See also (Relevant definitions)
Starts with (+343): Mani-bhandalu, Maniakkhi, Maniaviya, Manibandha, Manibandhana, Manibhadda, Manibhaddavattika, Manibhadra, Manibhadraka, Manibhadrakshetra, Manibharava, Manibhava, Manibhavara, Manibhitti, Manibhu, Manibhumi, Manibhumikakarma, Manibhumikakarman, Manibhushana, Manibija.
Ends with (+637): Abhidhanachintamani, Abhidhanacintamani, Abhidhanacudamani, Abhidharthacintamani, Abhilashitarthacintamani, Abhimani, Abhinavacintamani, Abhiramamani, Abrahmani, Acamani, Acaryacaritacintamani, Acaryacudamani, Adamani, Adattashikhamani, Adhanopayuktasamani, Adhasvigamani, Adhikaranacintamani, Adhmani, Adhyatmacintamani, Admani.
Full-text (+1269): Manimantha, Manisara, Maniratna, Manibandha, Manika, Manikantha, Manikara, Manirupya, Indumani, Nabhomani, Vimalamani, Manipalika, Manipala, Manivara, Karpuramani, Tapanamani, Parshvamani, Manibhadra, Manirupyaka, Mahamani.
Search found 82 books and stories containing Mani, Māṇī, Manī, Maṇī, Mānī, Maṇi, Māni, Māṇi; (plurals include: Manis, Māṇīs, Manīs, Maṇīs, Mānīs, Maṇis, Mānis, Māṇis). You can also click to the full overview containing English textual excerpts.
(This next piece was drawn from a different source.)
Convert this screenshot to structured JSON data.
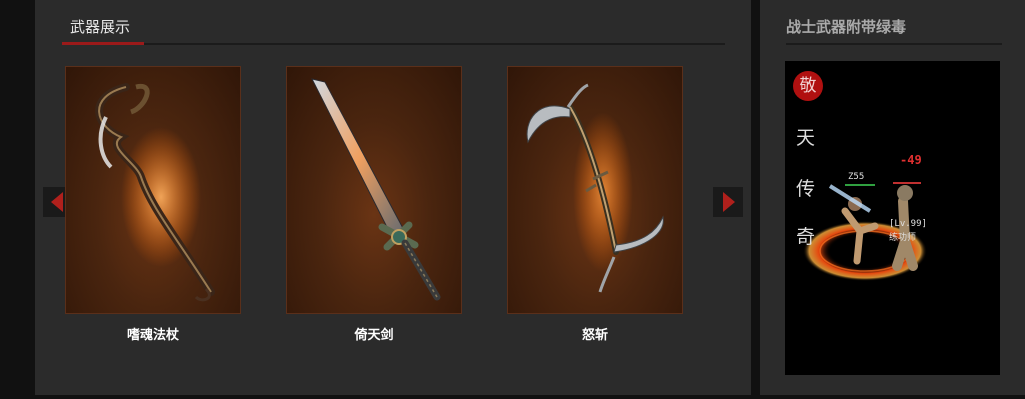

Below are direct links for the most relevant articles:
Rasa Jala Nidhi, vol 3: Metals, Gems and other substances (by Bhudeb Mookerjee)
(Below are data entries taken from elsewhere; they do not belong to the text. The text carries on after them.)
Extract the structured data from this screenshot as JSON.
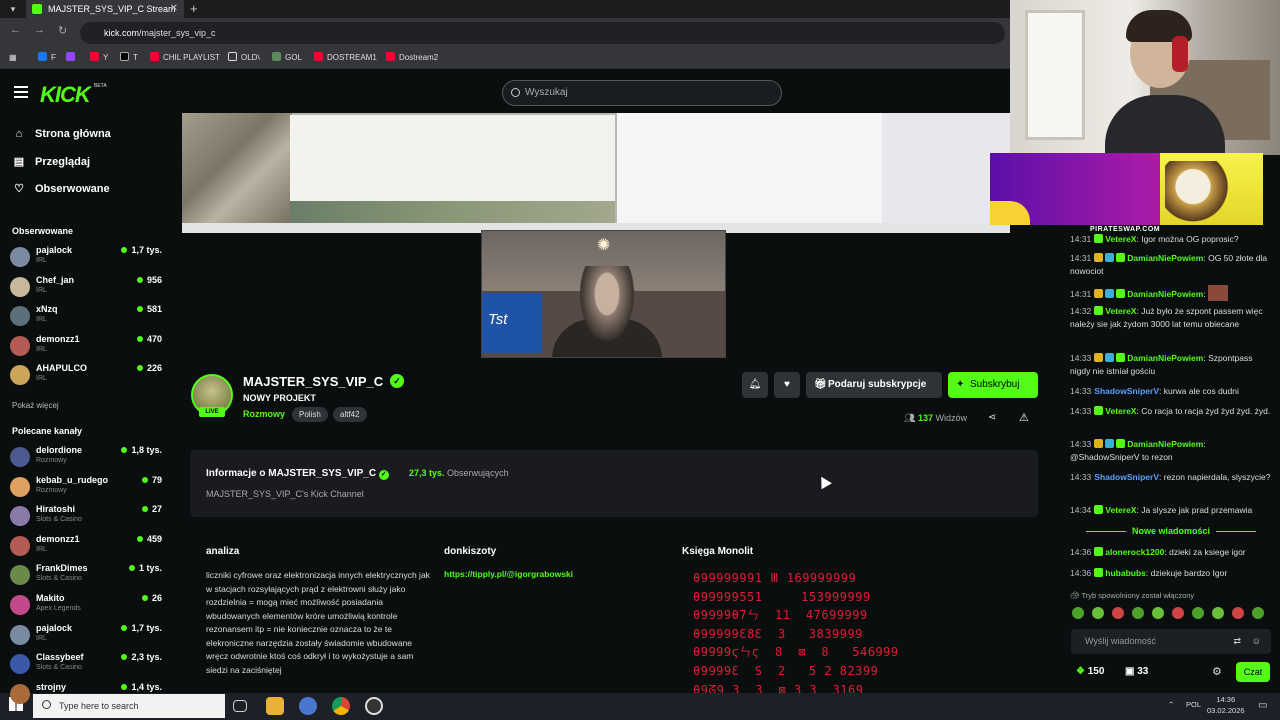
{
  "browser": {
    "tab_title": "MAJSTER_SYS_VIP_C Stream",
    "url_domain": "kick.com",
    "url_path": "/majster_sys_vip_c",
    "bookmarks": [
      "F",
      "",
      "Y",
      "T",
      "CHIL PLAYLIST",
      "OLD\\",
      "GOL",
      "DOSTREAM1",
      "Dostream2"
    ]
  },
  "header": {
    "logo": "KICK",
    "beta": "BETA",
    "search_placeholder": "Wyszukaj"
  },
  "nav": {
    "home": "Strona główna",
    "browse": "Przeglądaj",
    "following": "Obserwowane"
  },
  "sidebar": {
    "following_title": "Obserwowane",
    "show_more": "Pokaż więcej",
    "recommended_title": "Polecane kanały",
    "following": [
      {
        "name": "pajalock",
        "cat": "IRL",
        "viewers": "1,7 tys.",
        "color": "#7a8aa0"
      },
      {
        "name": "Chef_jan",
        "cat": "IRL",
        "viewers": "956",
        "color": "#c9b79a"
      },
      {
        "name": "xNzq",
        "cat": "IRL",
        "viewers": "581",
        "color": "#5d6f7a"
      },
      {
        "name": "demonzz1",
        "cat": "IRL",
        "viewers": "470",
        "color": "#b35b55"
      },
      {
        "name": "AHAPULCO",
        "cat": "IRL",
        "viewers": "226",
        "color": "#caa55a"
      }
    ],
    "recommended": [
      {
        "name": "delordione",
        "cat": "Rozmowy",
        "viewers": "1,8 tys.",
        "color": "#4d5a8f"
      },
      {
        "name": "kebab_u_rudego",
        "cat": "Rozmowy",
        "viewers": "79",
        "color": "#e0a060"
      },
      {
        "name": "Hiratoshi",
        "cat": "Slots & Casino",
        "viewers": "27",
        "color": "#8a7aa8"
      },
      {
        "name": "demonzz1",
        "cat": "IRL",
        "viewers": "459",
        "color": "#b35b55"
      },
      {
        "name": "FrankDimes",
        "cat": "Slots & Casino",
        "viewers": "1 tys.",
        "color": "#6a8a4a"
      },
      {
        "name": "Makito",
        "cat": "Apex Legends",
        "viewers": "26",
        "color": "#c24a8a"
      },
      {
        "name": "pajalock",
        "cat": "IRL",
        "viewers": "1,7 tys.",
        "color": "#7a8aa0"
      },
      {
        "name": "Classybeef",
        "cat": "Slots & Casino",
        "viewers": "2,3 tys.",
        "color": "#3a5aa8"
      },
      {
        "name": "strojny",
        "cat": "",
        "viewers": "1,4 tys.",
        "color": "#aa6a3a"
      }
    ]
  },
  "ad": {
    "label": "PIRATESWAP.COM"
  },
  "channel": {
    "name": "MAJSTER_SYS_VIP_C",
    "live": "LIVE",
    "stream_title": "NOWY PROJEKT",
    "category": "Rozmowy",
    "tags": [
      "Polish",
      "altf42"
    ],
    "gift_label": "Podaruj subskrypcje",
    "subscribe_label": "Subskrybuj",
    "viewers": "137",
    "viewers_label": "Widzów"
  },
  "about": {
    "title": "Informacje o MAJSTER_SYS_VIP_C",
    "followers": "27,3 tys.",
    "followers_label": "Obserwujących",
    "description": "MAJSTER_SYS_VIP_C's Kick Channel"
  },
  "panels": {
    "p1_title": "analiza",
    "p1_text": "liczniki cyfrowe oraz elektronizacja innych elektrycznych jak w stacjach rozsyłających prąd z elektrowni służy jako rozdzielnia = mogą mieć możliwość posiadania wbudowanych elementów króre umożliwią kontrole rezonansem itp = nie koniecznie oznacza to że te elekroniczne narzędzia zostały świadomie wbudowane wręcz odwrotnie ktoś coś odkrył i to wykożystuje a sam siedzi na zaciśniętej",
    "p2_title": "donkiszoty",
    "p2_link": "https://tipply.pl/@igorgrabowski",
    "p3_title": "Księga Monolit",
    "p3_lines": [
      "θ99999991 Ⅲ 169999999",
      "θ99999551     153999999",
      "θ9999θ7ㄣ  11  47699999",
      "θ99999Ɛ8Ɛ  3   3839999",
      "θ9999ϛㄣϛ  8  ⊠  8   546999",
      "θ9999Ɛ  S  2   5 2 82399",
      "θ9ᘔ9 3  3  ⊠ 3 3  3169"
    ]
  },
  "chat": {
    "messages": [
      {
        "t": "14:31",
        "u": "VetereX",
        "c": "g",
        "m": "Igor można OG poprosic?"
      },
      {
        "t": "14:31",
        "u": "DamianNiePowiem",
        "c": "g",
        "m": "OG 50 złote dla nowociot"
      },
      {
        "t": "14:31",
        "u": "DamianNiePowiem",
        "c": "g",
        "m": ""
      },
      {
        "t": "14:32",
        "u": "VetereX",
        "c": "g",
        "m": "Już było że szpont passem więc należy sie jak żydom 3000 lat temu obiecane"
      },
      {
        "t": "14:33",
        "u": "DamianNiePowiem",
        "c": "g",
        "m": "Szpontpass nigdy nie istniał gościu"
      },
      {
        "t": "14:33",
        "u": "ShadowSniperV",
        "c": "b",
        "m": "kurwa ale cos dudni"
      },
      {
        "t": "14:33",
        "u": "VetereX",
        "c": "g",
        "m": "Co racja to racja żyd żyd żyd. żyd."
      },
      {
        "t": "14:33",
        "u": "DamianNiePowiem",
        "c": "g",
        "m": "@ShadowSniperV to rezon"
      },
      {
        "t": "14:33",
        "u": "ShadowSniperV",
        "c": "b",
        "m": "rezon napierdala, slyszycie?"
      },
      {
        "t": "14:34",
        "u": "VetereX",
        "c": "g",
        "m": "Ja slysze jak prad przemawia"
      }
    ],
    "new_messages": "Nowe wiadomości",
    "messages2": [
      {
        "t": "14:36",
        "u": "alonerock1200",
        "c": "g",
        "m": "dzieki za ksiege igor"
      },
      {
        "t": "14:36",
        "u": "hubabubs",
        "c": "g",
        "m": "dziekuje bardzo Igor"
      }
    ],
    "slow_mode": "Tryb spowolniony został włączony",
    "input_placeholder": "Wyślij wiadomość",
    "points": "150",
    "gifts": "33",
    "chat_button": "Czat"
  },
  "taskbar": {
    "search": "Type here to search",
    "lang": "POL",
    "time": "14:36",
    "date": "03.02.2026"
  }
}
Part 1 - Characteristics of Bhisma-Mani (a kind of anti-poisonous quartz) < [Chapter XXVI - Gems (16): Bhisma-mani]
Part 6 - Uparatna (6): Upala (chalcedony, opal, and agate) < [Chapter XXVII - Uparatna (minor gems)]
A Record of Buddhistic Kingdoms (by Fa-Hien)
Brihat Samhita (by N. Chidambaram Iyer)
Śrī Kṛṣṇa-vijaya (by Śrī Gunaraja Khan)
The Religion and Philosophy of Tevaram (Thevaram) (by M. A. Dorai Rangaswamy)
Nayanar 66: Mangayarkkarasiyar (Mankaiyarkkaraciyar) or Mani < [Volume 4.1.1 - A comparative study of the Shaivite saints the Thiruthondathogai]
Chapter 95 - Thirupukkoliyur Avinashi or Tiruppukkoliyur Avinaci (Hymn 92) < [Volume 3.7 - Unto the last]
Chapter 7 - Tiruttontattokai (Hymn 39) < [Volume 3.1 - Pilgrim’s progress: to Arur]
Bhajana-Rahasya (by Srila Bhaktivinoda Thakura Mahasaya)